And the most talked about subject this year at the event? Mobile and Video. The sweet spot? Video on mobile. Video content over mobile was described as a new 'ecosystem', where panelists from The Weather Company, Exterion Media and Rockabox highlighted the new opportunities of rich video content given the proliferation of screens and potential eyeball time. The panelists claimed that more long form videos are now consumed on mobile devices than desktop, which is in line with what we see in increased demand for video inventory. Creative content is promising to entice and engage mobile viewers more effectively than ever before. Mobile is also driving the native advertising agenda, which Piers North (Strategy Director at Yahoo) argues will continue to act as an engine in advertising even when it ceases being a buzzword. Many waxed lyrical on the idea of 'mobile acting as the media glue' and how it is no longer just a goal but a reality, with experts from all mediums including TV, outdoor, social and digital commenting on the merits of mobile in omni-channel marketing, i.e. mobile is everywhere.

Programmatic buying also dominated much of the debate. Dora Michail (Senior Director of Audience Solution, EMEA of Yahoo) argued that 'the promise of programmatic is that it can and should democratise online trading'. Advertisers widely agree on the appeal of automated efficiency and performance-led media, but there was significant debate around transparency, fraud prevention and most importantly measurement. Should we measure programmatic success through direct response or other brand metrics? How can we progress mobile programmatic buying without bringing about the same demise of desktop? There were more questions than answers, and Jamie McCloskey (Head of Programmatic at AOL UK) reassured audiences by revealing that even the experts are learning and changing strategies every month. Despite the many unanswered questions, I think the open debates reflect an honest desire to create and set new standards, which is an exciting opportunity for mobile advertisers as the industry continues to mature and fulfill its potential.

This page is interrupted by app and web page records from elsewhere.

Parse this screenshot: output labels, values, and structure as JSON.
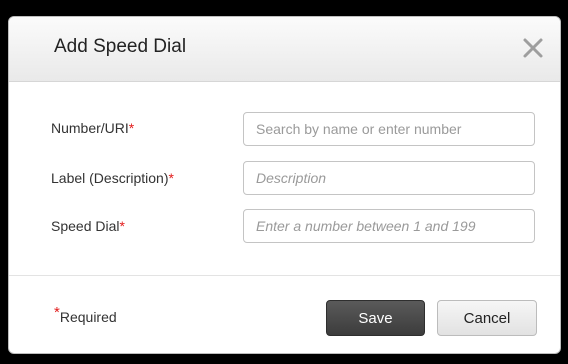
{
  "dialog": {
    "title": "Add Speed Dial",
    "close_icon": "close-icon"
  },
  "form": {
    "number": {
      "label": "Number/URI",
      "placeholder": "Search by name or enter number",
      "value": ""
    },
    "description": {
      "label": "Label (Description)",
      "placeholder": "Description",
      "value": ""
    },
    "speed_dial": {
      "label": "Speed Dial",
      "placeholder": "Enter a number between 1 and 199",
      "value": ""
    },
    "required_mark": "*"
  },
  "footer": {
    "required_mark": "*",
    "required_text": "Required",
    "save_label": "Save",
    "cancel_label": "Cancel"
  },
  "colors": {
    "required": "#e21b1b",
    "save_button": "#4a4a4a",
    "backdrop": "#000000"
  }
}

The atmosphere at AWE was truly energetic, and I am optimistic about the future of advertising and fortunately for our business, we're one of the disrupters focused on the platform changing everything. I would be less optimistic if I had a stale advertising business which wasn't evolving quickly. It's an old cliché - that change is the only constant - but what AWE proved is that consumers and technology are always and will continue to change. Brands, agencies and media owners need to move even faster as the generation born into the digital age become spending consumers that move seamless between online and offline realities. How we effectively communicate, target and engage with them will be exciting challenges for the industry, and hopefully challenges that industry leaders will continue to openly debate in future AWE to come.

Now, time to rest my feet and recover from that House of Lords bash to end a fine week...